Paying the Price: Feds Increasingly Unhappy With Salaries

Paying the Price: Feds Increasingly Unhappy With Salaries

 

larry1235/Shutterstock.com

Despite an unprecedented three-year pay freeze, a majority of federal employees are still at least somewhat satisfied with their pay. That percentage of employees who feel that way, however, is plummeting.

In 2010 — the last year feds received an across-the-board raise — 66 percent of federal workers provided a positive response when asked, “Considering everything, how satisfied are you with your pay?” according to the annual Federal Employee Viewpoint Survey.
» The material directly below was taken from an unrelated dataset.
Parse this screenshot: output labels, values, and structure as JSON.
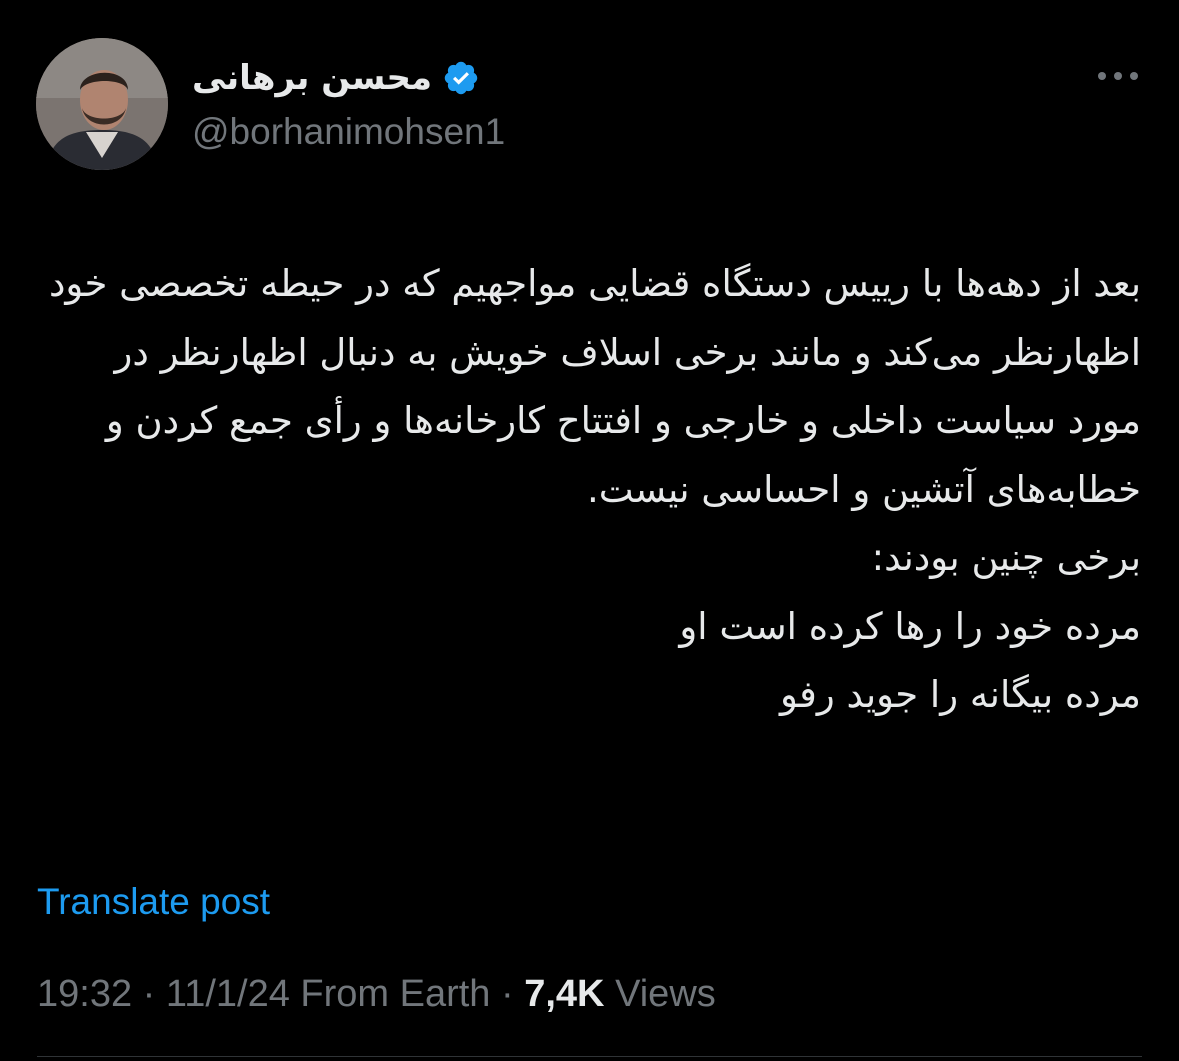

In the 2013 report, which the Office of Personnel Management released last week, just 54 percent of respondents said the same.

Continue reading “Paying the Price: Feds Increasingly Unhappy With Salaries”

The Shutdown’s Squeeze On Science And Health

by NPR Staff October 01, 2013 6:41 PM

This image was posted by NASA to the agency's official Instagram account.This image was to the agency’s official Instagram account.

NASA/Getty Images

In addition to shutdowns of (including Alcatraz Island and Yosemite) and the supplemental nutrition program for , the mandatory furloughs are affecting a science and health agencies. Here’s a snapshot:


The “most painful consequence [of the shutdown for National Institutes of Health] is for the clinical center, the largest research hospital in the world” says NIH Director Francis Collins. Many of the hospital’s patients have cancer, a rare genetic disease or a serious infection that hasn’t been relieved elsewhere, Collins says. But Tuesday NIH had to close its doors to new patients. “How would you feel as a parent of a child with cancer,” Collins asks, “hoping that somehow NIH and its clinical center might provide some rescue from a very difficult situation, to hear that, frankly, you can’t come, because the government won’t be able to stay open.”

More specifically at the NIH clinical center:

  • No new studies will be started. Four had been slated to begin this week, but won’t if the shutdown continues.
  • No new patients will be enrolled in any of the 1,437 studies now underway. Roughly 500of those are studying new drugs and devices, and of those 255 are looking at cancer treatments for adults and children.
  • The hospital’s reduced staff will continue to care for existing patients, but new patients will not be admitted unless the NIH Clinical Center’s director deems it medically necessary.

Meanwhile, workers will show up to feed and care for animals in NIH labs, but basic research conducted by NIH scientists there will stop. Continue reading “The Shutdown’s Squeeze On Science And Health”

Federal Workers’ Job Satisfaction in Freefall

Federal Workers’ Job Satisfaction in Freefall

By , About.com GuideDecember 18, 2012

Robert Longley

Back in February, all 1.8 million federal government employees were given a chance to rate their job satisfaction. The results were disturbing, as the overall job satisfaction and level of commitment of the federal workforce fell its lowest point since 2003.

In 2011, 64 out of every 100 federal employees said they were satisfied with their jobs. As we near the end of 2012, and the third year of the pay freeze imposed by President Obama in 2010, that number has fallen to 60.8 out of 100. The 5% drop is the largest in the history of the survey. At the same time, the Hay Group reported that employee satisfaction in the private sector remained steady, with a score of 70 out of 100. Continue reading “Federal Workers’ Job Satisfaction in Freefall”